■ **TASK DESCRIPTION**: The data below is to be copied exactly, line by line.

Top of DATA TO PROCESS

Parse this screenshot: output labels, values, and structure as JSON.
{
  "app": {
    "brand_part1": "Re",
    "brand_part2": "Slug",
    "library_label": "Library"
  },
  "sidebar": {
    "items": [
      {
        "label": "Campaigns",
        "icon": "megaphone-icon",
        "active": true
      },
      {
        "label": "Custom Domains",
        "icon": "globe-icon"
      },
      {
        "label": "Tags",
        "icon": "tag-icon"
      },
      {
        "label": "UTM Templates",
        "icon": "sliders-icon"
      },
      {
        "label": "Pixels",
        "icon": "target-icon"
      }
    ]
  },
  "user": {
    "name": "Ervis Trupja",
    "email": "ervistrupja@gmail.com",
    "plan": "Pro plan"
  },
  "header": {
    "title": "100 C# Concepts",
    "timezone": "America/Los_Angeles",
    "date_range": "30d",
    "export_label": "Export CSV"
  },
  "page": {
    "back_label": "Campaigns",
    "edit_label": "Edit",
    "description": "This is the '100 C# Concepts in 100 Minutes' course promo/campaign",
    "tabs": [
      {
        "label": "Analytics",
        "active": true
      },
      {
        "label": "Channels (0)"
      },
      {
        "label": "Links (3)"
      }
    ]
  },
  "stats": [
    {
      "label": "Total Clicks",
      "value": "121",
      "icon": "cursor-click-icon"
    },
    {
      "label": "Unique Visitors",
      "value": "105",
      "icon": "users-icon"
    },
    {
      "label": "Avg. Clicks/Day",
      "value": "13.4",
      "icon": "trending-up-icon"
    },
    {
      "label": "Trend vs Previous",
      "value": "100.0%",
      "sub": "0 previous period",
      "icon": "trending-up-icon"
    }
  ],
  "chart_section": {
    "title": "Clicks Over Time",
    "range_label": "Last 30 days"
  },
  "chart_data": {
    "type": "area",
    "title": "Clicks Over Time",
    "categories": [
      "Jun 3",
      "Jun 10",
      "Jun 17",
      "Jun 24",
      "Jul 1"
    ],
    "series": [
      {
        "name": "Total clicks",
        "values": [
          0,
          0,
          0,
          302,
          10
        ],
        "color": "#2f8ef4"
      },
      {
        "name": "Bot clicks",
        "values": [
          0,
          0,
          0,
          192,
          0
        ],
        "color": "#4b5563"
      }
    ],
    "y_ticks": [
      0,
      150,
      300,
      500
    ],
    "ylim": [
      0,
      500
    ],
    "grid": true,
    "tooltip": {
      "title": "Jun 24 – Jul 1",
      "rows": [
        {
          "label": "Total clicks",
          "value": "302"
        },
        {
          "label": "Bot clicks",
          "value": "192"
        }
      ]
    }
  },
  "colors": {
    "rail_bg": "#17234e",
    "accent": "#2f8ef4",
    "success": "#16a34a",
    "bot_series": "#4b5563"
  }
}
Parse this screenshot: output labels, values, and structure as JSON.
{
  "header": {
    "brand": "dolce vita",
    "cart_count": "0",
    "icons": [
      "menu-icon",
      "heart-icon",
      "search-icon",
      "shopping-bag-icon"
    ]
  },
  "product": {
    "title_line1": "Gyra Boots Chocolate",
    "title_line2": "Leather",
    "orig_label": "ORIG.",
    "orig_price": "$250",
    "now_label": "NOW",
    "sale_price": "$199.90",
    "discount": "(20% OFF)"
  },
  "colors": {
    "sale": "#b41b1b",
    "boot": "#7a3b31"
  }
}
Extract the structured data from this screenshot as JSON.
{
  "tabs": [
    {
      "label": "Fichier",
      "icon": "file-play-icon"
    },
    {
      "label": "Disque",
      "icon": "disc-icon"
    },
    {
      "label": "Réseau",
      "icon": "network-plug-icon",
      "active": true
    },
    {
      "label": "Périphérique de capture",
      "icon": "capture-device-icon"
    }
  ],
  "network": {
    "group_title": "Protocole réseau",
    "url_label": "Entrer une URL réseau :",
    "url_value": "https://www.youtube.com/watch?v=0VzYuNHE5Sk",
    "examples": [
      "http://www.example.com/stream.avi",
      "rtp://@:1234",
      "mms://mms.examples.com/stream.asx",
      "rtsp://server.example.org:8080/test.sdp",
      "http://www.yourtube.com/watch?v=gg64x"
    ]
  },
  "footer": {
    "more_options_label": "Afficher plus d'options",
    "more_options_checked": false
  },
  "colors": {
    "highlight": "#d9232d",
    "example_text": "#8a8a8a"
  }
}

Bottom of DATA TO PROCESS

■ **RESPONSE BELOW**:
Parse this screenshot: output labels, values, and structure as JSON.
{
  "app": {
    "brand_part1": "Re",
    "brand_part2": "Slug",
    "library_label": "Library"
  },
  "sidebar": {
    "items": [
      {
        "label": "Campaigns",
        "icon": "megaphone-icon",
        "active": true
      },
      {
        "label": "Custom Domains",
        "icon": "globe-icon"
      },
      {
        "label": "Tags",
        "icon": "tag-icon"
      },
      {
        "label": "UTM Templates",
        "icon": "sliders-icon"
      },
      {
        "label": "Pixels",
        "icon": "target-icon"
      }
    ]
  },
  "user": {
    "name": "Ervis Trupja",
    "email": "ervistrupja@gmail.com",
    "plan": "Pro plan"
  },
  "header": {
    "title": "100 C# Concepts",
    "timezone": "America/Los_Angeles",
    "date_range": "30d",
    "export_label": "Export CSV"
  },
  "page": {
    "back_label": "Campaigns",
    "edit_label": "Edit",
    "description": "This is the '100 C# Concepts in 100 Minutes' course promo/campaign",
    "tabs": [
      {
        "label": "Analytics",
        "active": true
      },
      {
        "label": "Channels (0)"
      },
      {
        "label": "Links (3)"
      }
    ]
  },
  "stats": [
    {
      "label": "Total Clicks",
      "value": "121",
      "icon": "cursor-click-icon"
    },
    {
      "label": "Unique Visitors",
      "value": "105",
      "icon": "users-icon"
    },
    {
      "label": "Avg. Clicks/Day",
      "value": "13.4",
      "icon": "trending-up-icon"
    },
    {
      "label": "Trend vs Previous",
      "value": "100.0%",
      "sub": "0 previous period",
      "icon": "trending-up-icon"
    }
  ],
  "chart_section": {
    "title": "Clicks Over Time",
    "range_label": "Last 30 days"
  },
  "chart_data": {
    "type": "area",
    "title": "Clicks Over Time",
    "categories": [
      "Jun 3",
      "Jun 10",
      "Jun 17",
      "Jun 24",
      "Jul 1"
    ],
    "series": [
      {
        "name": "Total clicks",
        "values": [
          0,
          0,
          0,
          302,
          10
        ],
        "color": "#2f8ef4"
      },
      {
        "name": "Bot clicks",
        "values": [
          0,
          0,
          0,
          192,
          0
        ],
        "color": "#4b5563"
      }
    ],
    "y_ticks": [
      0,
      150,
      300,
      500
    ],
    "ylim": [
      0,
      500
    ],
    "grid": true,
    "tooltip": {
      "title": "Jun 24 – Jul 1",
      "rows": [
        {
          "label": "Total clicks",
          "value": "302"
        },
        {
          "label": "Bot clicks",
          "value": "192"
        }
      ]
    }
  },
  "colors": {
    "rail_bg": "#17234e",
    "accent": "#2f8ef4",
    "success": "#16a34a",
    "bot_series": "#4b5563"
  }
}
Parse this screenshot: output labels, values, and structure as JSON.
{
  "header": {
    "brand": "dolce vita",
    "cart_count": "0",
    "icons": [
      "menu-icon",
      "heart-icon",
      "search-icon",
      "shopping-bag-icon"
    ]
  },
  "product": {
    "title_line1": "Gyra Boots Chocolate",
    "title_line2": "Leather",
    "orig_label": "ORIG.",
    "orig_price": "$250",
    "now_label": "NOW",
    "sale_price": "$199.90",
    "discount": "(20% OFF)"
  },
  "colors": {
    "sale": "#b41b1b",
    "boot": "#7a3b31"
  }
}
Extract the structured data from this screenshot as JSON.
{
  "tabs": [
    {
      "label": "Fichier",
      "icon": "file-play-icon"
    },
    {
      "label": "Disque",
      "icon": "disc-icon"
    },
    {
      "label": "Réseau",
      "icon": "network-plug-icon",
      "active": true
    },
    {
      "label": "Périphérique de capture",
      "icon": "capture-device-icon"
    }
  ],
  "network": {
    "group_title": "Protocole réseau",
    "url_label": "Entrer une URL réseau :",
    "url_value": "https://www.youtube.com/watch?v=0VzYuNHE5Sk",
    "examples": [
      "http://www.example.com/stream.avi",
      "rtp://@:1234",
      "mms://mms.examples.com/stream.asx",
      "rtsp://server.example.org:8080/test.sdp",
      "http://www.yourtube.com/watch?v=gg64x"
    ]
  },
  "footer": {
    "more_options_label": "Afficher plus d'options",
    "more_options_checked": false
  },
  "colors": {
    "highlight": "#d9232d",
    "example_text": "#8a8a8a"
  }
}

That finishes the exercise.